Francine Prose begins her New York Times bestseller, Reading Like a Writer, with a question she’s often asked: Can creative writing be taught? Her answer: “A workshop can be useful. A good teacher can show you how to edit your work. The right class can form the basis of a community that will help and sustain you.” However, she says, “Like most—maybe all—writers, I learned to write by writing and, by example, by reading books.”
Prose has taught at Bard College, the New School, and other stops along the Hudson and beyond for 20 years. She suggests that while a love of language and a gift for storytelling cannot be taught, much of the craft of writing can be learned. In Reading Like a Writer, which comes out in paperback next month, she gives nine basic tools to help people become better readers and, through osmosis, better writers: close reading, words, sentences, paragraphs, narration, character, dialogue, details, and gesture. Neither a style guide nor a how-to manual, Prose’s book takes a different approach than the many books on writing currently flooding the market. It’s part instruction, part introduction to—and celebration of—the novelist’s own favorite books.
Prose argues that the best way to learn how to write is by reading well-written books. For anyone whose library needs a boost, the final chapter, “Books to Be Read Immediately,” is a useful four-page resource. Her varied roster of authors includes Charles Baxter (Believers: A Novella and Stories), Emily Bronte (Wuthering Heights), Denis Johnson (Jesus’ Son), and John Le Carre (A Perfect Spy). Prose reserves an entire chapter for the author whom she credits as having taught her the most about writing and teaching, Anton Chekhov.
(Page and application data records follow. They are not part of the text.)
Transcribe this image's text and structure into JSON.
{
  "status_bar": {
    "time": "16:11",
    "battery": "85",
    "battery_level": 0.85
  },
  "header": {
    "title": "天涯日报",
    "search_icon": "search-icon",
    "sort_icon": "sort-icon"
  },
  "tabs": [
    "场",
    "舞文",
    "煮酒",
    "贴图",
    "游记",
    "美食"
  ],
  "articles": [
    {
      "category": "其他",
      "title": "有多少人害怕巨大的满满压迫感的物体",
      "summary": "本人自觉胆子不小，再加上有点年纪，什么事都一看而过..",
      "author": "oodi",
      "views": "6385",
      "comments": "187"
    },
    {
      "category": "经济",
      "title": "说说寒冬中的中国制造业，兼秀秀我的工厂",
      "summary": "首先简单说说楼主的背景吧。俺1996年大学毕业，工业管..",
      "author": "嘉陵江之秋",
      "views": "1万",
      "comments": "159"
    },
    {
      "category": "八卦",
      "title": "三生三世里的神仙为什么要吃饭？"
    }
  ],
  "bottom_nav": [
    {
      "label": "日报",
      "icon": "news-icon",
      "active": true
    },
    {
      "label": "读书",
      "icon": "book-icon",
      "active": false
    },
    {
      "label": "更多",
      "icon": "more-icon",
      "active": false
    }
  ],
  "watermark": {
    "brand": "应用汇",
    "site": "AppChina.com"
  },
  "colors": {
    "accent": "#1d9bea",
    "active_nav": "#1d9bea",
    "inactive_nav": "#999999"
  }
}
Describing her reaction to one of his stories, “A Woman’s Kingdom,” she makes a powerful argument for reading in general: “By the time I had finished the story, I felt that I had been challenged, not only in my more flippant statements about fiction but also in my most basic assumptions about life.”
Reading Like a Writer is for students of literature, for serious readers, and for published and aspiring writers of every ilk. The excerpts alone are stimulating. Prose stretches and pulls words, sentences, and paragraphs apart like warm taffy in her fingers. She directs us to contemplate “the crucial revelations in the spaces between words” of Katherine Mansfield; “the simple, declarative sentence” of Flannery O’Connor; “the plain, spare, even Spartan” approach to language of Alice Munro.
Seeded throughout the book are useful technical tips that will help writers craft more powerful compositions. Prose describes the paragraph, for example, as “a sort of literary respiration, with each paragraph as an extended—in some cases very extended—breath.” A rule of paragraph structure: “What appears at the start and end of a paragraph has greater weight than what appears in the middle.” She quotes various forms of that most basic structural element, as found in the writing of Paula Fox, Gabriel Marcia Marquez, and those masters of style and grammar, William Strunk and E.B. White.
Reading slowly and attentively, giving attention to every word, every sentence, and each paragraph break, requires stamina, concentration, and patience, writes Prose. She compares the experience to viewing a painting by Rembrandt or Velasquez, “not just far away but up close, too, in order to see the brush strokes.” The reward, she promises, is coming as close as humanly possible to the mind of the artist.
In magnifying snippets of classic texts, Prose directs our attention to something we already know: We are better people when we read. The only drawback to Prose’s book is that because her argument is so convincing, one might be tempted to set down her book in favor of the many books she quotes.